YOUR ASSIGNMENT — Please keep the images out and set down the data exactly as given.

INPUT —

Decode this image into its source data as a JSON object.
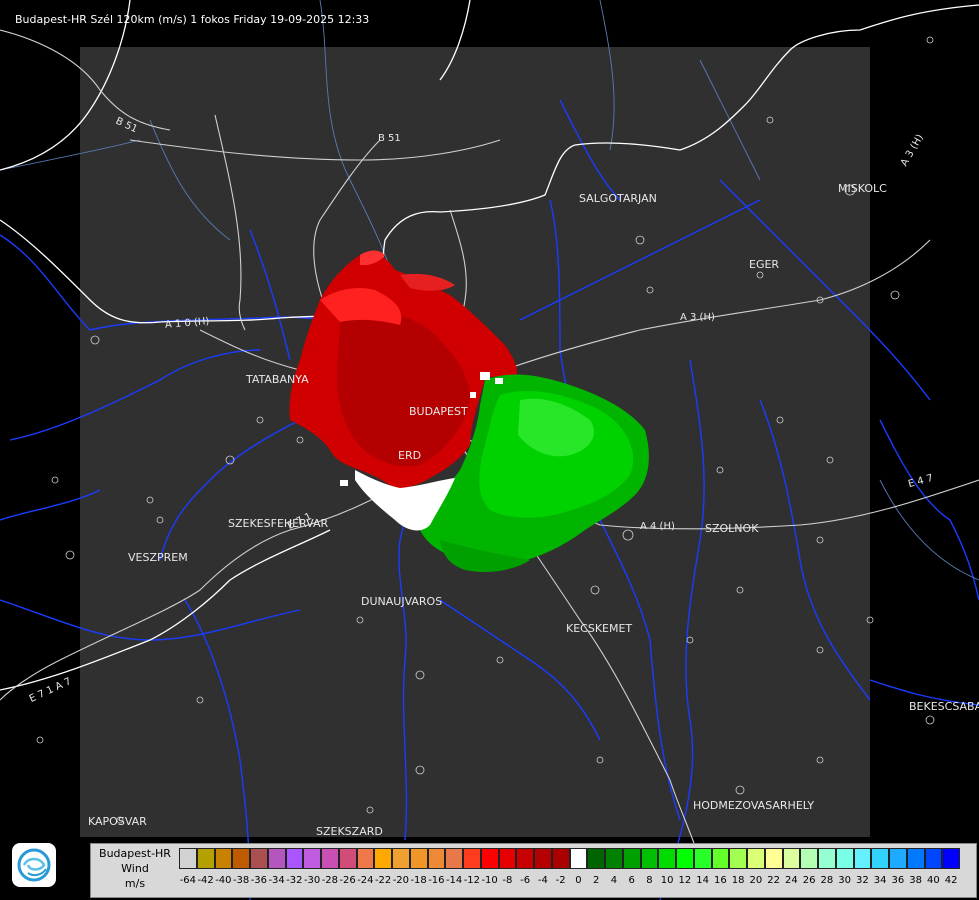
{
  "title": "Budapest-HR Szél 120km (m/s) 1 fokos Friday 19-09-2025 12:33",
  "cities": [
    {
      "name": "SALGOTARJAN",
      "key": "salgotarjan"
    },
    {
      "name": "MISKOLC",
      "key": "miskolc"
    },
    {
      "name": "EGER",
      "key": "eger"
    },
    {
      "name": "TATABANYA",
      "key": "tatabanya"
    },
    {
      "name": "BUDAPEST",
      "key": "budapest"
    },
    {
      "name": "ERD",
      "key": "erd"
    },
    {
      "name": "SZEKESFEHERVAR",
      "key": "szekesfehervar"
    },
    {
      "name": "VESZPREM",
      "key": "veszprem"
    },
    {
      "name": "DUNAUJVAROS",
      "key": "dunaujvaros"
    },
    {
      "name": "KECSKEMET",
      "key": "kecskemet"
    },
    {
      "name": "SZOLNOK",
      "key": "szolnok"
    },
    {
      "name": "HODMEZOVASARHELY",
      "key": "hodmezovasarhely"
    },
    {
      "name": "BEKESCSABA",
      "key": "bekescsaba"
    },
    {
      "name": "KAPOSVAR",
      "key": "kaposvar"
    },
    {
      "name": "SZEKSZARD",
      "key": "szekszard"
    }
  ],
  "roads": [
    {
      "name": "B 51",
      "key": "b51-west"
    },
    {
      "name": "B 51",
      "key": "b51-east"
    },
    {
      "name": "A 3 (H)",
      "key": "a3-north"
    },
    {
      "name": "A 3 (H)",
      "key": "a3-center"
    },
    {
      "name": "A 1 0 (H)",
      "key": "a10"
    },
    {
      "name": "A 4 (H)",
      "key": "a4"
    },
    {
      "name": "E 4 7",
      "key": "e47"
    },
    {
      "name": "E 7 1",
      "key": "e71-sz"
    },
    {
      "name": "E 7 1 A 7",
      "key": "e71-sw"
    }
  ],
  "legend": {
    "title_lines": [
      "Budapest-HR",
      "Wind",
      "m/s"
    ],
    "values": [
      "-64",
      "-42",
      "-40",
      "-38",
      "-36",
      "-34",
      "-32",
      "-30",
      "-28",
      "-26",
      "-24",
      "-22",
      "-20",
      "-18",
      "-16",
      "-14",
      "-12",
      "-10",
      "-8",
      "-6",
      "-4",
      "-2",
      "0",
      "2",
      "4",
      "6",
      "8",
      "10",
      "12",
      "14",
      "16",
      "18",
      "20",
      "22",
      "24",
      "26",
      "28",
      "30",
      "32",
      "34",
      "36",
      "38",
      "40",
      "42"
    ],
    "colors": [
      "#d2d2d2",
      "#b4a000",
      "#c88200",
      "#be5a00",
      "#aa5050",
      "#b456be",
      "#aa55ff",
      "#c05ce0",
      "#c850b4",
      "#d24c7a",
      "#ee7848",
      "#ffa800",
      "#f0a030",
      "#f09628",
      "#ee8a36",
      "#e6784a",
      "#ff3c1e",
      "#ff0000",
      "#e60000",
      "#c80000",
      "#b40000",
      "#aa0000",
      "#ffffff",
      "#006400",
      "#008200",
      "#00a000",
      "#00be00",
      "#00dc00",
      "#00ff00",
      "#28ff28",
      "#64ff28",
      "#a0ff50",
      "#dcff78",
      "#ffff96",
      "#dcffa0",
      "#b4ffb4",
      "#96ffd2",
      "#78ffe6",
      "#64f0ff",
      "#32d2ff",
      "#1eaaff",
      "#0078ff",
      "#0046ff",
      "#0000ff"
    ]
  },
  "colors": {
    "background": "#000000",
    "radar_area": "#303030",
    "rivers": "#1a3cff",
    "borders": "#ffffff",
    "receding": "#ff0000",
    "approaching": "#00c800"
  }
}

TASK OUTPUT —
Decode this image into its source data as a JSON object.
{
  "title": "Budapest-HR Szél 120km (m/s) 1 fokos Friday 19-09-2025 12:33",
  "cities": [
    {
      "name": "SALGOTARJAN",
      "key": "salgotarjan"
    },
    {
      "name": "MISKOLC",
      "key": "miskolc"
    },
    {
      "name": "EGER",
      "key": "eger"
    },
    {
      "name": "TATABANYA",
      "key": "tatabanya"
    },
    {
      "name": "BUDAPEST",
      "key": "budapest"
    },
    {
      "name": "ERD",
      "key": "erd"
    },
    {
      "name": "SZEKESFEHERVAR",
      "key": "szekesfehervar"
    },
    {
      "name": "VESZPREM",
      "key": "veszprem"
    },
    {
      "name": "DUNAUJVAROS",
      "key": "dunaujvaros"
    },
    {
      "name": "KECSKEMET",
      "key": "kecskemet"
    },
    {
      "name": "SZOLNOK",
      "key": "szolnok"
    },
    {
      "name": "HODMEZOVASARHELY",
      "key": "hodmezovasarhely"
    },
    {
      "name": "BEKESCSABA",
      "key": "bekescsaba"
    },
    {
      "name": "KAPOSVAR",
      "key": "kaposvar"
    },
    {
      "name": "SZEKSZARD",
      "key": "szekszard"
    }
  ],
  "roads": [
    {
      "name": "B 51",
      "key": "b51-west"
    },
    {
      "name": "B 51",
      "key": "b51-east"
    },
    {
      "name": "A 3 (H)",
      "key": "a3-north"
    },
    {
      "name": "A 3 (H)",
      "key": "a3-center"
    },
    {
      "name": "A 1 0 (H)",
      "key": "a10"
    },
    {
      "name": "A 4 (H)",
      "key": "a4"
    },
    {
      "name": "E 4 7",
      "key": "e47"
    },
    {
      "name": "E 7 1",
      "key": "e71-sz"
    },
    {
      "name": "E 7 1 A 7",
      "key": "e71-sw"
    }
  ],
  "legend": {
    "title_lines": [
      "Budapest-HR",
      "Wind",
      "m/s"
    ],
    "values": [
      "-64",
      "-42",
      "-40",
      "-38",
      "-36",
      "-34",
      "-32",
      "-30",
      "-28",
      "-26",
      "-24",
      "-22",
      "-20",
      "-18",
      "-16",
      "-14",
      "-12",
      "-10",
      "-8",
      "-6",
      "-4",
      "-2",
      "0",
      "2",
      "4",
      "6",
      "8",
      "10",
      "12",
      "14",
      "16",
      "18",
      "20",
      "22",
      "24",
      "26",
      "28",
      "30",
      "32",
      "34",
      "36",
      "38",
      "40",
      "42"
    ],
    "colors": [
      "#d2d2d2",
      "#b4a000",
      "#c88200",
      "#be5a00",
      "#aa5050",
      "#b456be",
      "#aa55ff",
      "#c05ce0",
      "#c850b4",
      "#d24c7a",
      "#ee7848",
      "#ffa800",
      "#f0a030",
      "#f09628",
      "#ee8a36",
      "#e6784a",
      "#ff3c1e",
      "#ff0000",
      "#e60000",
      "#c80000",
      "#b40000",
      "#aa0000",
      "#ffffff",
      "#006400",
      "#008200",
      "#00a000",
      "#00be00",
      "#00dc00",
      "#00ff00",
      "#28ff28",
      "#64ff28",
      "#a0ff50",
      "#dcff78",
      "#ffff96",
      "#dcffa0",
      "#b4ffb4",
      "#96ffd2",
      "#78ffe6",
      "#64f0ff",
      "#32d2ff",
      "#1eaaff",
      "#0078ff",
      "#0046ff",
      "#0000ff"
    ]
  },
  "colors": {
    "background": "#000000",
    "radar_area": "#303030",
    "rivers": "#1a3cff",
    "borders": "#ffffff",
    "receding": "#ff0000",
    "approaching": "#00c800"
  }
}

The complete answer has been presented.